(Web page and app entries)
☆ ☆ ☆ ☆ ☆

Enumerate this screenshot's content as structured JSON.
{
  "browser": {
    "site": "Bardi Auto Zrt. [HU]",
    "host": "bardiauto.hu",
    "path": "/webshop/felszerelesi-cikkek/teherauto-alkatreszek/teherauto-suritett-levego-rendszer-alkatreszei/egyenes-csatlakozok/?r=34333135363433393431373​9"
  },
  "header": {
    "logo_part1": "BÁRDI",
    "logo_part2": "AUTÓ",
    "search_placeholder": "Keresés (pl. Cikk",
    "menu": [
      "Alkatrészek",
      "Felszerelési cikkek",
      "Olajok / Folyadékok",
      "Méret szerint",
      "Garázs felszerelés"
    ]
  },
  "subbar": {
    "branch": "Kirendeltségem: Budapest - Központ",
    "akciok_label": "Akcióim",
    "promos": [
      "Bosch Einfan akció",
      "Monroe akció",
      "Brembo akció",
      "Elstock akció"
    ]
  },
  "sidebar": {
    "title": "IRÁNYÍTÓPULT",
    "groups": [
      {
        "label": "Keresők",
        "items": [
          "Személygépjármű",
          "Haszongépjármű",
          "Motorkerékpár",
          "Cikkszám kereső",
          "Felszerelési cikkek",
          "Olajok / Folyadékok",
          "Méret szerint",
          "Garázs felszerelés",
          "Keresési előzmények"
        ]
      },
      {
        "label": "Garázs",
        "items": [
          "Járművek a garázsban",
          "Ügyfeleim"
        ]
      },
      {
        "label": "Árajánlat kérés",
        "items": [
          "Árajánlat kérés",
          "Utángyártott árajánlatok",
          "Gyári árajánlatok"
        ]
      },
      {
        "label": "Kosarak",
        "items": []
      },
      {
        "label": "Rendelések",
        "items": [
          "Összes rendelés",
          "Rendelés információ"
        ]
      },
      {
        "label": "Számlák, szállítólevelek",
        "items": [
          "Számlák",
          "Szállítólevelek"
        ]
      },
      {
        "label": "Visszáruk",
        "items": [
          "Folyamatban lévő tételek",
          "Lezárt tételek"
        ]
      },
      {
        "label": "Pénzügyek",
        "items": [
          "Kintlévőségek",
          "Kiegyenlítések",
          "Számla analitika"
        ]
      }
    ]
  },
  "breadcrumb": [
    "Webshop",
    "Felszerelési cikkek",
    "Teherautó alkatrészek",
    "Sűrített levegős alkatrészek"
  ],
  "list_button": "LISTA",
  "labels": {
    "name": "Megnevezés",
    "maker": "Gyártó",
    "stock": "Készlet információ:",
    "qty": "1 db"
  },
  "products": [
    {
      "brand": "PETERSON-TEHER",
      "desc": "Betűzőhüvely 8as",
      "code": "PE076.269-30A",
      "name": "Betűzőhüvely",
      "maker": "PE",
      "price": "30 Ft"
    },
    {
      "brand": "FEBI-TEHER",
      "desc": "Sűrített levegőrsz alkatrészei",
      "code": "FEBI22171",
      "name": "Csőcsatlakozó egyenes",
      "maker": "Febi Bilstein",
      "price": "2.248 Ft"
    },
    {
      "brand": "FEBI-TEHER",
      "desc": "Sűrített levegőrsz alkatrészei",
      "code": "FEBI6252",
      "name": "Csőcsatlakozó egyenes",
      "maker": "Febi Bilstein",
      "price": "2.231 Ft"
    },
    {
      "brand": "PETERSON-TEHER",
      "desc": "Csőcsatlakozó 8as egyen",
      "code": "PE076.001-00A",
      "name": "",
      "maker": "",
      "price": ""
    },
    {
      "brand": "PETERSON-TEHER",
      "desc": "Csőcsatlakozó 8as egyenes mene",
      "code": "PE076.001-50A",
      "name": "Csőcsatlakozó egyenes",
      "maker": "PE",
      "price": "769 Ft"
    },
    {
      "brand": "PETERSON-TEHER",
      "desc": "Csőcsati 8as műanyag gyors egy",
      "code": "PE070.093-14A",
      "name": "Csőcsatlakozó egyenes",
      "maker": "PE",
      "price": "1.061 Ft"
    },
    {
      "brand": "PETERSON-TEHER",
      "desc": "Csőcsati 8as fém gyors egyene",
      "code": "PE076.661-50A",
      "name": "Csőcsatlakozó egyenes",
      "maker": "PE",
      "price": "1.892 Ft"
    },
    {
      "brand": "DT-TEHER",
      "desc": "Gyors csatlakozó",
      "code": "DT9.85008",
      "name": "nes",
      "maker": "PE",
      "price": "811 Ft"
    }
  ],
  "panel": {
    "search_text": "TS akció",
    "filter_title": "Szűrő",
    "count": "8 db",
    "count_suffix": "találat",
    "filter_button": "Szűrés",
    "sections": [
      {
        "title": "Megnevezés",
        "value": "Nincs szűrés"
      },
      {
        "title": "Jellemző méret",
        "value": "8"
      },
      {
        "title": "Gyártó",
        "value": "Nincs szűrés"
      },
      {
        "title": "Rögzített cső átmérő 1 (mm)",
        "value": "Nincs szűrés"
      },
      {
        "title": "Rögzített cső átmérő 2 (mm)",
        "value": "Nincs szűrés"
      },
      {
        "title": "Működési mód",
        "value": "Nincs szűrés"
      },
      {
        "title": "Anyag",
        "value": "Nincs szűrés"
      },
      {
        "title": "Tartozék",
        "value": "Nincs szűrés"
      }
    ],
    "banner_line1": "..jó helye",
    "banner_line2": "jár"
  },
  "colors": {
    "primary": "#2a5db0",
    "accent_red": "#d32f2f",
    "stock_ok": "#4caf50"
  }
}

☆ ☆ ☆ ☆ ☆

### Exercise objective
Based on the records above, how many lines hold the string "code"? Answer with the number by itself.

### Exercise result
8